- Data shown:
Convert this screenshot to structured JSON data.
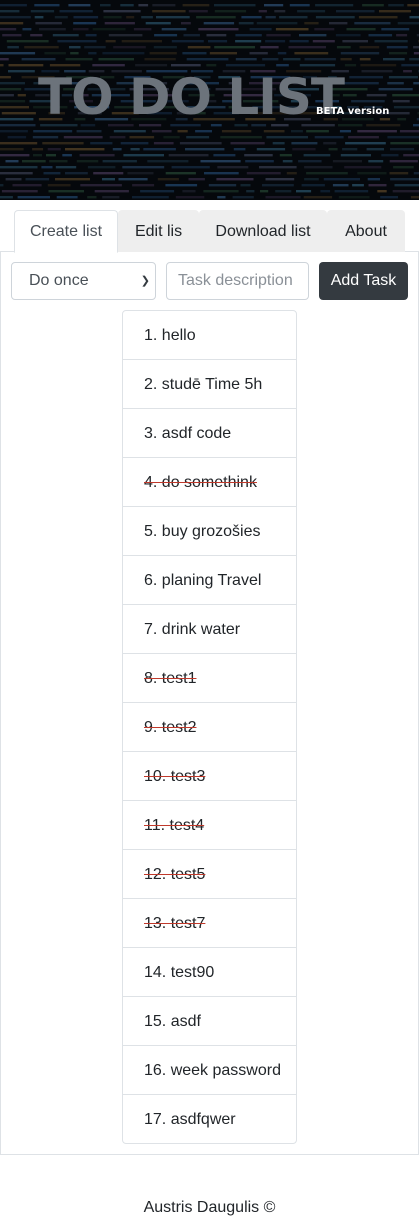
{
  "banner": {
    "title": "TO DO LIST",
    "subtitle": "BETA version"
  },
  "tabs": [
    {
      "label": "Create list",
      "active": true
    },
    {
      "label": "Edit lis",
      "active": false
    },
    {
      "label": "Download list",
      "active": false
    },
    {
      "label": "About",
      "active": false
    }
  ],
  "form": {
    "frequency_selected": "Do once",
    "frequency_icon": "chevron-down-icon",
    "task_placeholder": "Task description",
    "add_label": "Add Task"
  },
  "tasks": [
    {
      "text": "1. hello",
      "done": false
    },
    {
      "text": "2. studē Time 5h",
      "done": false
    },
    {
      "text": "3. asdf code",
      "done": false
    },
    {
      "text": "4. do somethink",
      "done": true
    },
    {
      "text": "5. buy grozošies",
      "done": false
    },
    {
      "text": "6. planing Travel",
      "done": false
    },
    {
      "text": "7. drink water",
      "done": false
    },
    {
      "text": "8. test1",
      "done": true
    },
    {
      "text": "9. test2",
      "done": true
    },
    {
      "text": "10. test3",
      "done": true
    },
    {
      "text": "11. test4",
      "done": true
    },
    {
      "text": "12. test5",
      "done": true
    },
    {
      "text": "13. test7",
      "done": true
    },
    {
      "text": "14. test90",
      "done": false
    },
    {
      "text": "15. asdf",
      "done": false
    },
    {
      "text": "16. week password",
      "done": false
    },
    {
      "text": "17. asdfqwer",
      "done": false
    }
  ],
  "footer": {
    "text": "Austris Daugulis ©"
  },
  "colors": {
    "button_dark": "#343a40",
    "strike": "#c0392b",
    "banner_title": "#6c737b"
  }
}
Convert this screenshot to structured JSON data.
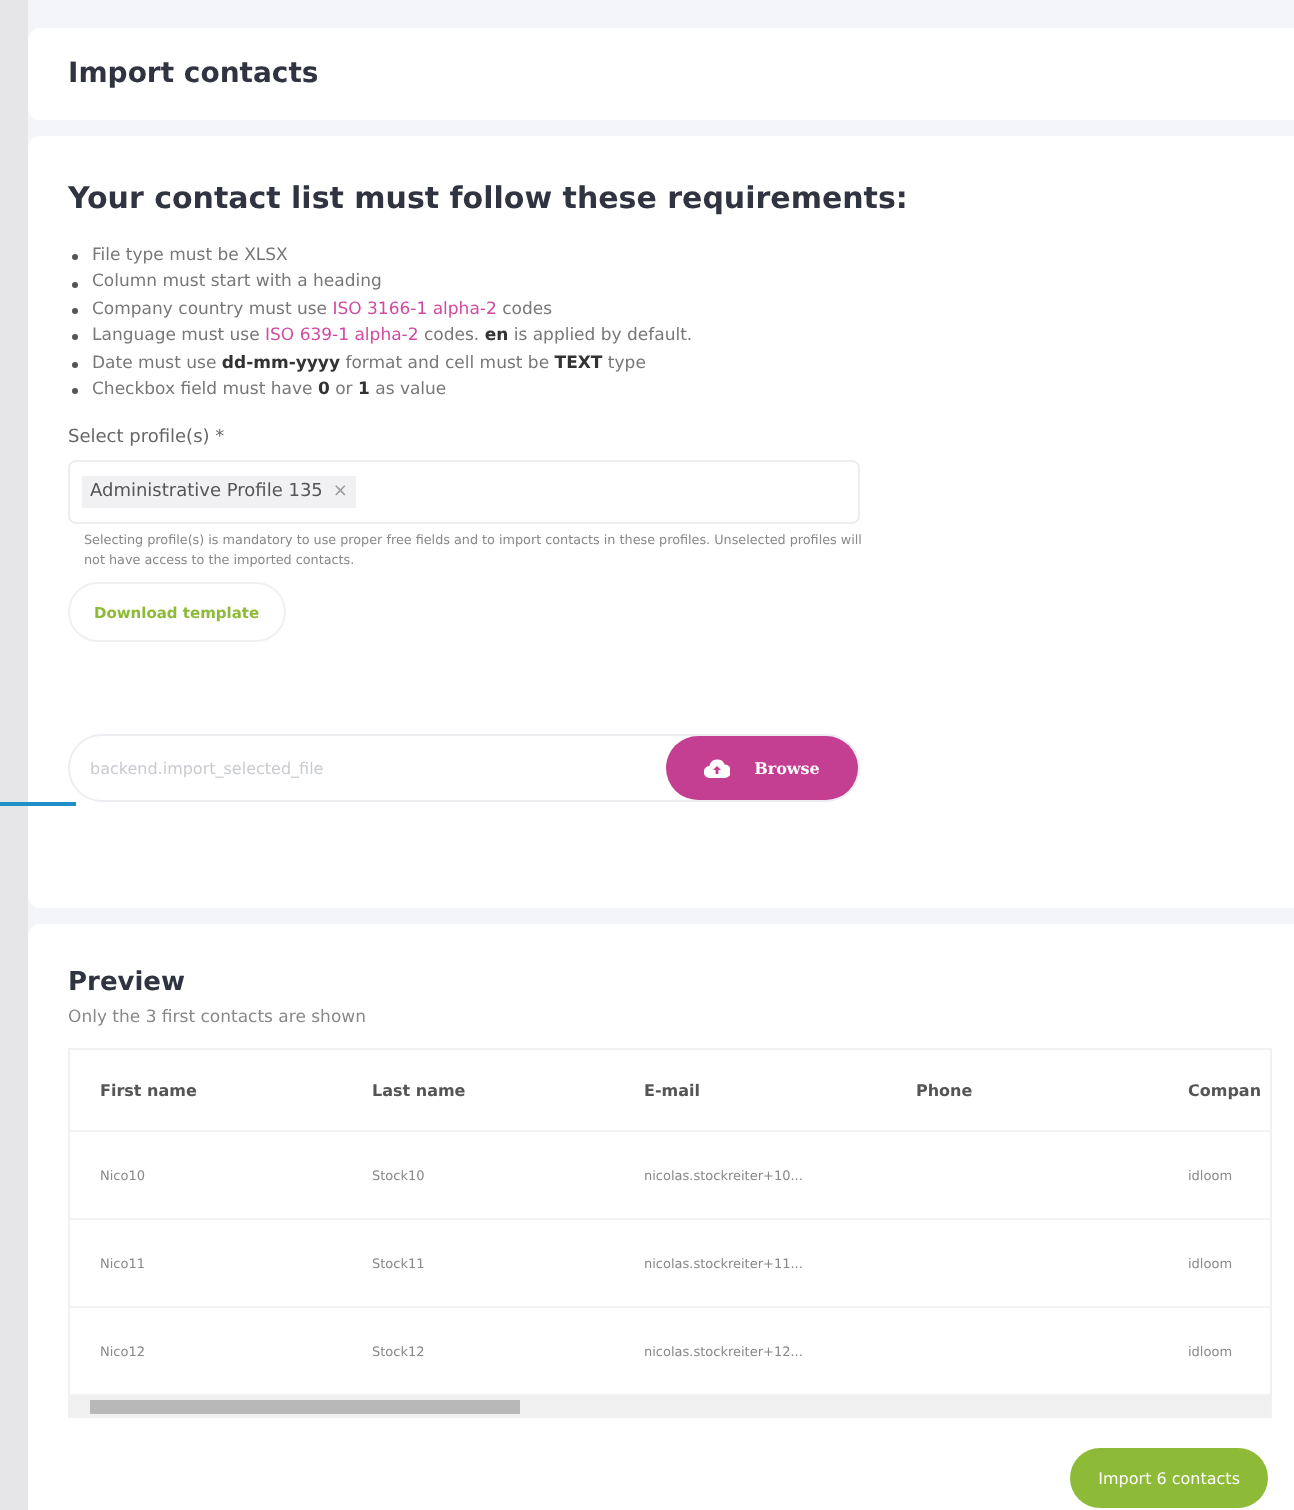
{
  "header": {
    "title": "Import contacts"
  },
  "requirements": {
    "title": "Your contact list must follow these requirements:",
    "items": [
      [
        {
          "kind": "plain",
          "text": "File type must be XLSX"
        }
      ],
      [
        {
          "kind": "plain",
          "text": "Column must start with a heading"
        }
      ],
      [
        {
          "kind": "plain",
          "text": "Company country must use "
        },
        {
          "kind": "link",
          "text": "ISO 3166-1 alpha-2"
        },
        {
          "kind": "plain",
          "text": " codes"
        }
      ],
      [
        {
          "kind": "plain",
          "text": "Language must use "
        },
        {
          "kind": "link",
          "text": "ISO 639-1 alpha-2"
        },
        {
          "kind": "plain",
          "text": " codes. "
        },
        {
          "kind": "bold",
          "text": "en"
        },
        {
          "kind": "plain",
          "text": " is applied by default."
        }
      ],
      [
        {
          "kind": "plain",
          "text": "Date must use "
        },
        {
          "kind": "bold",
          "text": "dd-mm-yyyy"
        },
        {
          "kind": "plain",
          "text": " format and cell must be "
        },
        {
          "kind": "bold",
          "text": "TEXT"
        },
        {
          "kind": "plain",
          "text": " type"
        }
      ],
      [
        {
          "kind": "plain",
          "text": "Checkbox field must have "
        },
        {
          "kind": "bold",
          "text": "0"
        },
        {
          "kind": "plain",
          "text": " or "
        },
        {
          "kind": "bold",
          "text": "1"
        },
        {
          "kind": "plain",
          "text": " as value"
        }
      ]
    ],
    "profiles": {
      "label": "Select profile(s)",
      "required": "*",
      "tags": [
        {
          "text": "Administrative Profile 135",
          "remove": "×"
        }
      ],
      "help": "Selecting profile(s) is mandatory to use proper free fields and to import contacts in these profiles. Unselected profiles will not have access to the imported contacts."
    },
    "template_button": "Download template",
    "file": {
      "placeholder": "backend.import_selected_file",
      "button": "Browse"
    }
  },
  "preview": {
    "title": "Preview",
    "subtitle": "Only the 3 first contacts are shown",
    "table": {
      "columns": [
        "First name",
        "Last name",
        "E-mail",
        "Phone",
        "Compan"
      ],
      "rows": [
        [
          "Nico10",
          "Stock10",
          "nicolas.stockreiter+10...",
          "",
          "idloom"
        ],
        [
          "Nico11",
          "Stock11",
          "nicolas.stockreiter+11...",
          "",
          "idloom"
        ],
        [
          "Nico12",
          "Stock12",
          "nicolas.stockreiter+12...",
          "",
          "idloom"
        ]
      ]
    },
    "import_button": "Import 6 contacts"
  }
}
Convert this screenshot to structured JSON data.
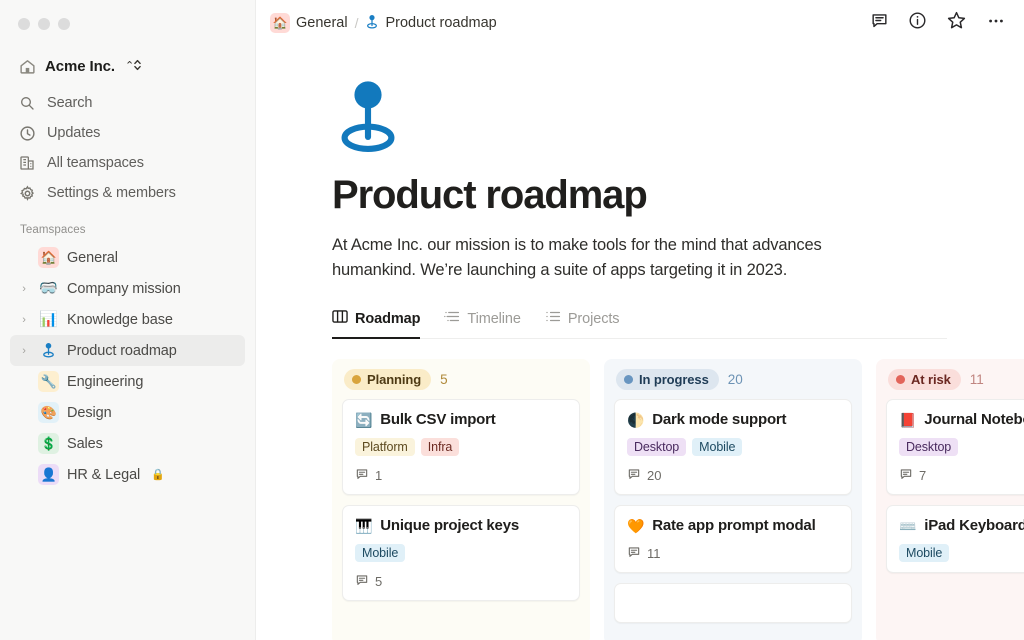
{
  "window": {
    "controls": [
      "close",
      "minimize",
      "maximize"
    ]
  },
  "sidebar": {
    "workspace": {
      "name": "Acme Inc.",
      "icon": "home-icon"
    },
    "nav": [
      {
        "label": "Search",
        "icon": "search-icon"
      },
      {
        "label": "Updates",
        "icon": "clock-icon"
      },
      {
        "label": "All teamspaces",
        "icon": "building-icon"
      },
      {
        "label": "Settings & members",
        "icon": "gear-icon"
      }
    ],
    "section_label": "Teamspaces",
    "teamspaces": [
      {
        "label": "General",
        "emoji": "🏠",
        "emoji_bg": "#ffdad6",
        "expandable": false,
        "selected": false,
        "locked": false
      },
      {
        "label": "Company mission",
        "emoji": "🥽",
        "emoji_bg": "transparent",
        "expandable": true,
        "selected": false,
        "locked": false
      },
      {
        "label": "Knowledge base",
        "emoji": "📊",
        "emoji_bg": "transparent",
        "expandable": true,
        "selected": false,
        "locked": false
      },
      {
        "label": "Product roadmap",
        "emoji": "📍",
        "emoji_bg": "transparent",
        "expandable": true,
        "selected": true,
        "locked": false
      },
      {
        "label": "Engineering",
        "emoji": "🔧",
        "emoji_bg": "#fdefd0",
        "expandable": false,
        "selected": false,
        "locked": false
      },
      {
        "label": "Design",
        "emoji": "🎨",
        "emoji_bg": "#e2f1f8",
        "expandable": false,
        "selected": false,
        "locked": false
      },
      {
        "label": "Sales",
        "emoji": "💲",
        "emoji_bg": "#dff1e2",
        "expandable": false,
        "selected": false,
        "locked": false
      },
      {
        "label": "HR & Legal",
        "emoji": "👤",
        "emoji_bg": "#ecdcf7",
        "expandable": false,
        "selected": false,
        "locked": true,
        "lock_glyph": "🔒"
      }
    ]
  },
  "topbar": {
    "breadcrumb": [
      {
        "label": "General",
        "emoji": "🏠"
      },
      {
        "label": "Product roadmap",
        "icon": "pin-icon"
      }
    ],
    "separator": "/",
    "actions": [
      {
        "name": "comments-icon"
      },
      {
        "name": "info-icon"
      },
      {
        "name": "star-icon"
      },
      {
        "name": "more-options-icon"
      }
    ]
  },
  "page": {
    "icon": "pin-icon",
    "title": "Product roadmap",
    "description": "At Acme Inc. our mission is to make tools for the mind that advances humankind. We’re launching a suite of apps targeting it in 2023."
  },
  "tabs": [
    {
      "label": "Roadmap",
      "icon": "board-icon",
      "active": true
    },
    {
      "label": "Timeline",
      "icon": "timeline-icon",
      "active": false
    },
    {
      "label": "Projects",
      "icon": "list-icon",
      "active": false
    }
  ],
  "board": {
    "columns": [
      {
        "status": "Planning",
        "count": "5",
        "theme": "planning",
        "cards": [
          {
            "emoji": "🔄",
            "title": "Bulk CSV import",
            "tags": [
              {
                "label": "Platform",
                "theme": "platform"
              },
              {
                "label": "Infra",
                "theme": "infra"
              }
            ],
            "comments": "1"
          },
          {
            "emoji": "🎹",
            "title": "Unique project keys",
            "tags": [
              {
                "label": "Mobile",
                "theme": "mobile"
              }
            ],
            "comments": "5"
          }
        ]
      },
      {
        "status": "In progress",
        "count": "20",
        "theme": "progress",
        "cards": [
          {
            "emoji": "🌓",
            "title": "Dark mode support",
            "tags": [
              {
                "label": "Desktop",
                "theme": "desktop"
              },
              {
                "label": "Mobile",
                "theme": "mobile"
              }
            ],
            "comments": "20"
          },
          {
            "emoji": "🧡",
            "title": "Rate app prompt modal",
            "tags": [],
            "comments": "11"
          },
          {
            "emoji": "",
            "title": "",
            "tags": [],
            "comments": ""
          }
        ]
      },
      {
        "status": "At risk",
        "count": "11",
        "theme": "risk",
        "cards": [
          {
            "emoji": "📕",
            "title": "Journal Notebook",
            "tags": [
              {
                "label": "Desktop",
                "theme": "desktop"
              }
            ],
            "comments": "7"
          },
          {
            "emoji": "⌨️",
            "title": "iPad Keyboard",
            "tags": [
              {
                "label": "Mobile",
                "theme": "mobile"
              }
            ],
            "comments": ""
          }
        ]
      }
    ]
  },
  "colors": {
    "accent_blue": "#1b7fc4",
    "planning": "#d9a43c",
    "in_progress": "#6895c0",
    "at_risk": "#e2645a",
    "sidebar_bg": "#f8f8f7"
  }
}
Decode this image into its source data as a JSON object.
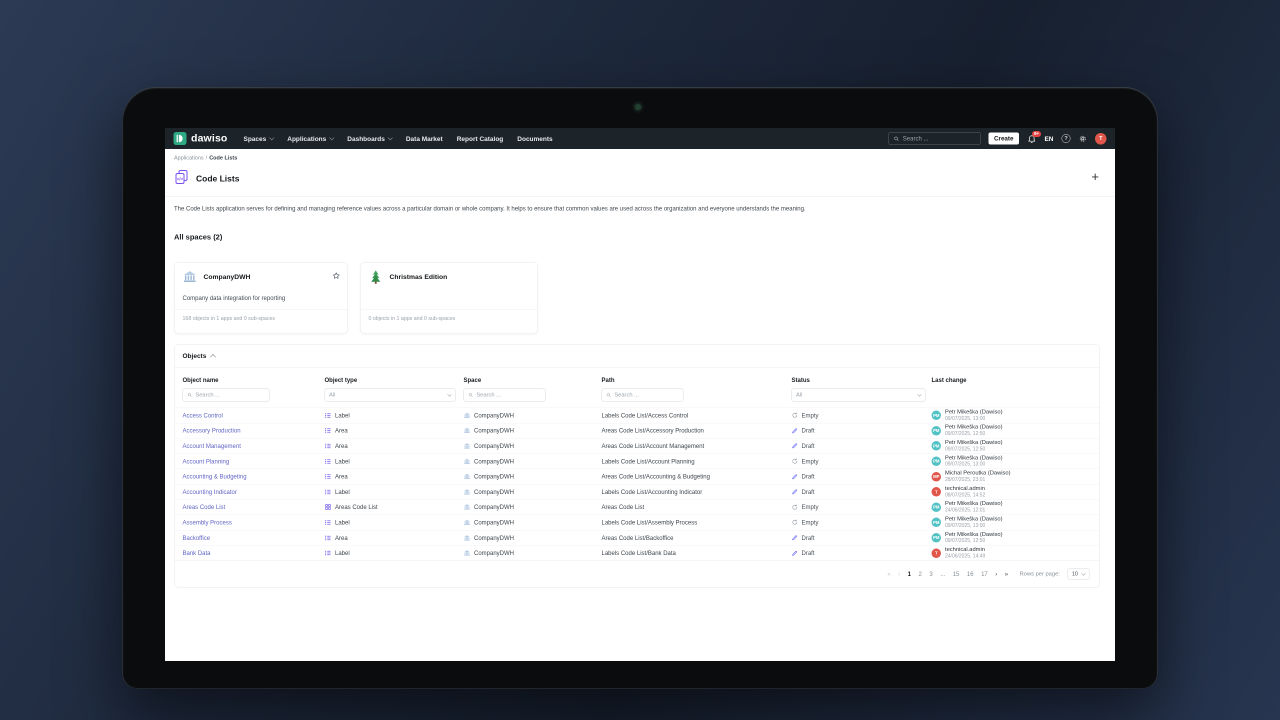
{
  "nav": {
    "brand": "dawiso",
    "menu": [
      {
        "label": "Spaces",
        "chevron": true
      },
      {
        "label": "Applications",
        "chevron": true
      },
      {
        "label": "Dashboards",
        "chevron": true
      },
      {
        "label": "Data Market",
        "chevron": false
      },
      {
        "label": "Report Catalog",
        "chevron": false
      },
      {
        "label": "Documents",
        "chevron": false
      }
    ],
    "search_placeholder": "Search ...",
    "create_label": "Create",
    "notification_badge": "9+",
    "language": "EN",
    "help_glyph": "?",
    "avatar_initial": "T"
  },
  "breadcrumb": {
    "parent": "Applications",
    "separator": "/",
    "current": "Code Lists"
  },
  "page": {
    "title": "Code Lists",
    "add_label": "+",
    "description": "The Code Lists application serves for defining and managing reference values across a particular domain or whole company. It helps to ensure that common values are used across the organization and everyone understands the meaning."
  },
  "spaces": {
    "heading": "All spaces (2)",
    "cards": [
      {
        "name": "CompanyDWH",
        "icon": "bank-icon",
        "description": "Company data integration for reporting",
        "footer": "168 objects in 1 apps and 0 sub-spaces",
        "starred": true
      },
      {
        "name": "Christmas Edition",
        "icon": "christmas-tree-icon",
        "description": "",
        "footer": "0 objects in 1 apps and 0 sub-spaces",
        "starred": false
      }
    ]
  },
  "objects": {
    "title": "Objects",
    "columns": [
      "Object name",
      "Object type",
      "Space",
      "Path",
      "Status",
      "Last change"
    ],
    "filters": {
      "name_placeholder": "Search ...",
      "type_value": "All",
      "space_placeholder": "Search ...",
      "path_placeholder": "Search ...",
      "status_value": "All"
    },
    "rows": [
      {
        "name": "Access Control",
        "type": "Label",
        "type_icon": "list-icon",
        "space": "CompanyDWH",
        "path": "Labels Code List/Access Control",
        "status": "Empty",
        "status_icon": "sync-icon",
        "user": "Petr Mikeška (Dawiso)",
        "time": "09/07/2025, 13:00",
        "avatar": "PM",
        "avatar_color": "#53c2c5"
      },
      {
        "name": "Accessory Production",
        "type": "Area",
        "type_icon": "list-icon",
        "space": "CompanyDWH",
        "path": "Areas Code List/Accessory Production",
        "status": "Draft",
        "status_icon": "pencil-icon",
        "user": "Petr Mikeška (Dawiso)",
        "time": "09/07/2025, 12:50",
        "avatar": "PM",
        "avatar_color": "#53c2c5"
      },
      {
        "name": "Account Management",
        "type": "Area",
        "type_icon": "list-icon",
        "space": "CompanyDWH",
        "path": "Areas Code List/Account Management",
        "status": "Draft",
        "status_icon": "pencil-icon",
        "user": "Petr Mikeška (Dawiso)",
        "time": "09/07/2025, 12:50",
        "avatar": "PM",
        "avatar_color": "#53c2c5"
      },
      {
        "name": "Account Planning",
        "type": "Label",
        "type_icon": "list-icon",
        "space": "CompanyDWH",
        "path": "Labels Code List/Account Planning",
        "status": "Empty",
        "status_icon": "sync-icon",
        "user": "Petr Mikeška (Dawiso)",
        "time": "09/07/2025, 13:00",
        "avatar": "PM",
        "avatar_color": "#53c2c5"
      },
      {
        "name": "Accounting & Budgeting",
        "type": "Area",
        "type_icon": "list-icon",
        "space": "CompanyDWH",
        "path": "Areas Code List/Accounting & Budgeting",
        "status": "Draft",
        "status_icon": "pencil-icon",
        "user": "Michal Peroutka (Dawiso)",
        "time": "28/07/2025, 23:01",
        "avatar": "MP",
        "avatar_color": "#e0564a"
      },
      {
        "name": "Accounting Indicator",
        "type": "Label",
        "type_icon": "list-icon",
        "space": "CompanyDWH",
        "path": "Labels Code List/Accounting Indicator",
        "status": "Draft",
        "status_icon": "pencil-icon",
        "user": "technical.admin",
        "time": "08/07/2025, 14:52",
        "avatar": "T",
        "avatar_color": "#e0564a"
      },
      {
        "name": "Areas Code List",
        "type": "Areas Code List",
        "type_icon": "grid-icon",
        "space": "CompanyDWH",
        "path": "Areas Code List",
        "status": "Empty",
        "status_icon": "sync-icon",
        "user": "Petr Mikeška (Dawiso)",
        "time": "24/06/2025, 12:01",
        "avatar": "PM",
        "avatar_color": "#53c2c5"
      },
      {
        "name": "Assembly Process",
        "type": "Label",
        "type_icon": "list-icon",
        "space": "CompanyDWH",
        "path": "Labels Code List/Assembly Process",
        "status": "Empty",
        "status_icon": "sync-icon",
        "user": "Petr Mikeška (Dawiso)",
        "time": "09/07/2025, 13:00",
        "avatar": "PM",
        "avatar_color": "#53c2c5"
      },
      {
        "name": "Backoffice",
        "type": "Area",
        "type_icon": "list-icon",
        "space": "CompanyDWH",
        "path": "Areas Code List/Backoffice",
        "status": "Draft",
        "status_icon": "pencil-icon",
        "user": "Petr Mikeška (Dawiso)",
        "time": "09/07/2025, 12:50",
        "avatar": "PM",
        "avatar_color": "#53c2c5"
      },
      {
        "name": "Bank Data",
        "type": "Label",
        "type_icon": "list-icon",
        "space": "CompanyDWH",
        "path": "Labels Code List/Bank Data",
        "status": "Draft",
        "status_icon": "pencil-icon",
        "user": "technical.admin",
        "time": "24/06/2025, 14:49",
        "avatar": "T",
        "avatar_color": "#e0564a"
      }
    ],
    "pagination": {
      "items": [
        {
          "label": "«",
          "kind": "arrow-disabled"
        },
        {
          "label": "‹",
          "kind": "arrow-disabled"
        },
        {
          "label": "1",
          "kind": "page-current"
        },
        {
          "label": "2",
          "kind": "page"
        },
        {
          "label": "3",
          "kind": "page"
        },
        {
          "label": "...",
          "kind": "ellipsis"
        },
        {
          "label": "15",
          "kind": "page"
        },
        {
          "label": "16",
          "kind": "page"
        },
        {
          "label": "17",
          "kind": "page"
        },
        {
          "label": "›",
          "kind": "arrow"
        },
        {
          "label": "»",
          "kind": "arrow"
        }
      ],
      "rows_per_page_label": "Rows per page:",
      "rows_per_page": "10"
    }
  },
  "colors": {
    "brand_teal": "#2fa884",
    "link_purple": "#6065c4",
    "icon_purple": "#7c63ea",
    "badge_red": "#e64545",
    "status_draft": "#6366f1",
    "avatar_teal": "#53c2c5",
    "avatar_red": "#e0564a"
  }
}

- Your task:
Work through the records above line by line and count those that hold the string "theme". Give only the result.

- Answer box:
10